The VinnyTM Awards is a contest to produce a one minute video that explains how Science, Technology, Engineering and/or Mathematics (STEM) is being used or can be used to help solve a global problem. Exam ples of such problems include pollution or food distribution. Teams of students work with a teacher and a mentor to research a global problem and ways that STEM is or can be used to help solve the problem. You might want to pick a problem that has an im pact on your community or is of concern to you and people you know. The team then brainstorms about how to explain the problem and solution to 4th graders with a video, and then produces the video. The team submits the video and other materials. Sometime in the Spring of 2004, CNU will announce the winners and award prizes.

Teams must be composed of students from who are all within the same grade range (Elementary, Middle, or High School). For example, a middle school team would have students from grades 6-8 only. The videos can be produced in either English or Span ish. This means there are six categories, each with a prize.

Motorist Registers During Traffic Stop
AP Wire | 12/05/2003:
NORTH BRUNSWICK, N.J. - In less time than it took a North Brunswick patrolman to write a ticket for an unregistered vehicle, the driver got his car registered online Thursday.

When officer Jason Zier pulled over a 1992 Mazda 626 on Thursday afternoon, the vehicle's registration had expired. By the time he'd finished writing up Sean Leach for the infraction, the car was legal again.

That's because the 36-year-old Jersey City man had a cell phone, a friend with a computer who he could reach and the foresight to use the New Jersey Motor Vehicle Commission's online registration service.

Leach's ingenuity did not save him from getting a ticket, but it did keep him from having his car towed - and getting socked with the towing bill.

Zier pulled Leach over on Route 130 after noticing the sticker on his license plate was expired, the Home News Tribune reported for Friday. When Leach told Zier he had not gotten around to renewing his registration, the officer mentioned that drivers can register online, North Brunswick Police Department spokesman Capt. Donald Conry said.

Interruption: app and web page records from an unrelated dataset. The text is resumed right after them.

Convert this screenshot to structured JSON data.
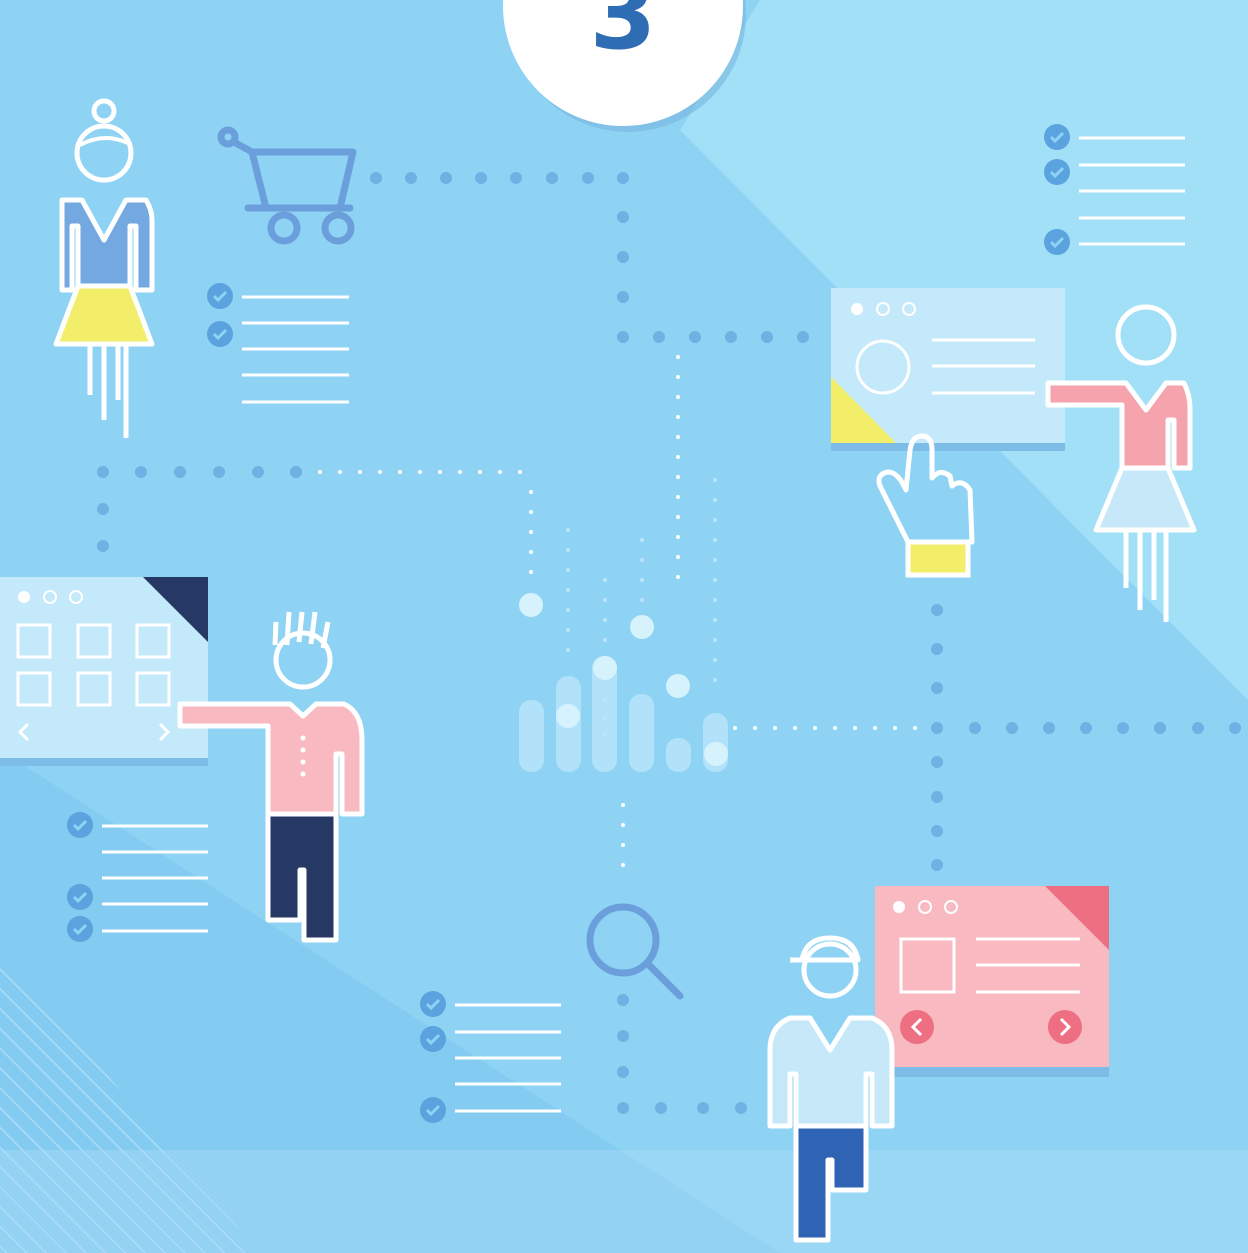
{
  "badge": {
    "number": "3"
  },
  "colors": {
    "background": "#8fd3f4",
    "background_light": "#a2e0f8",
    "shadow": "#78c3ec",
    "dot": "#6fb1e3",
    "line": "#ffffff",
    "check_circle": "#5aa3de",
    "icon_stroke": "#6a9fdc",
    "pink": "#f5a4ae",
    "pink_light": "#f8b9c0",
    "pink_dark": "#ee6f82",
    "yellow": "#f3ee6a",
    "navy": "#263965",
    "blue_pants": "#2f63b3",
    "blouse_blue": "#74a8e0",
    "light_shirt": "#c6e8f8",
    "badge_text": "#2e6db4"
  },
  "icons": [
    "shopping-cart-icon",
    "search-icon",
    "pointing-hand-icon",
    "check-icon",
    "chevron-left-icon",
    "chevron-right-icon",
    "bar-chart-icon"
  ]
}
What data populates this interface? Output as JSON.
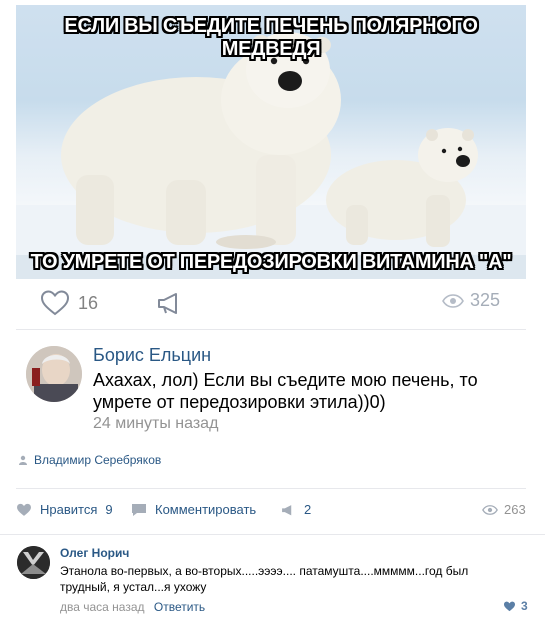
{
  "meme": {
    "caption_top": "ЕСЛИ ВЫ СЪЕДИТЕ ПЕЧЕНЬ ПОЛЯРНОГО МЕДВЕДЯ",
    "caption_bottom": "ТО УМРЕТЕ ОТ ПЕРЕДОЗИРОВКИ ВИТАМИНА \"А\""
  },
  "post_actions": {
    "likes": "16",
    "views": "325",
    "heart_icon": "heart-icon",
    "share_icon": "megaphone-icon",
    "views_icon": "eye-icon"
  },
  "comment": {
    "author": "Борис Ельцин",
    "text": "Ахахах, лол) Если вы съедите мою печень, то умрете от передозировки этила))0)",
    "time": "24 минуты назад",
    "reposted_by": "Владимир Серебряков"
  },
  "repost_actions": {
    "like_label": "Нравится",
    "like_count": "9",
    "comment_label": "Комментировать",
    "share_count": "2",
    "views": "263"
  },
  "reply": {
    "author": "Олег Норич",
    "text": "Этанола во-первых, а во-вторых.....ээээ.... патамушта....ммммм...год был трудный, я устал...я ухожу",
    "time": "два часа назад",
    "reply_label": "Ответить",
    "likes": "3"
  },
  "colors": {
    "link": "#2a5885",
    "muted": "#939393",
    "divider": "#e7e8ec"
  }
}
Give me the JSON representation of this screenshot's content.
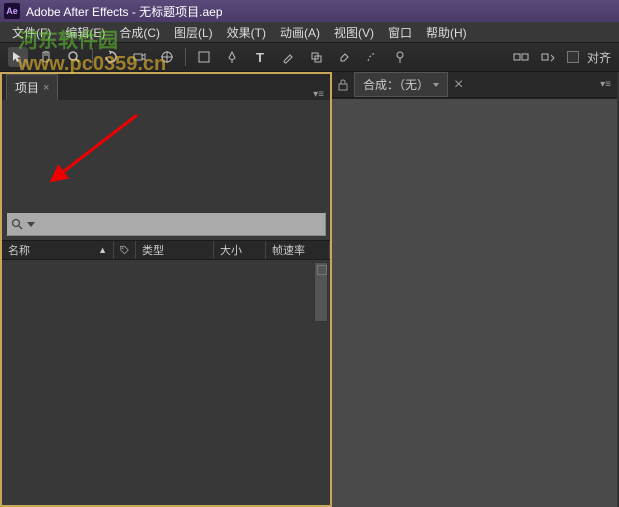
{
  "titlebar": {
    "app_icon_text": "Ae",
    "title": "Adobe After Effects - 无标题项目.aep"
  },
  "menubar": {
    "items": [
      "文件(F)",
      "编辑(E)",
      "合成(C)",
      "图层(L)",
      "效果(T)",
      "动画(A)",
      "视图(V)",
      "窗口",
      "帮助(H)"
    ]
  },
  "watermark": {
    "text1": "河东软件园",
    "text2": "www.pc0359.cn"
  },
  "toolbar": {
    "align_label": "对齐"
  },
  "left_panel": {
    "tab_label": "项目",
    "search_placeholder": "",
    "columns": {
      "name": "名称",
      "type": "类型",
      "size": "大小",
      "fps": "帧速率"
    }
  },
  "right_panel": {
    "comp_label": "合成：（无）"
  }
}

Leach took the renewal form the commission had sent him from his visor, which contained the access code he needed to renew. While Zier issued the summons and ordered the tow, Leach called a friend who took his credit card number and other information and renewed the registration for him, Conry said.

When Zier came back with the ticket, Leach told him the car was now registered. The computer inside Zier's patrol car confirmed it.

'It's immediate,' Conry said.

Zier canceled the tow truck - no longer needed since it was to tow an unregistered car off the road.

Powered by Blogger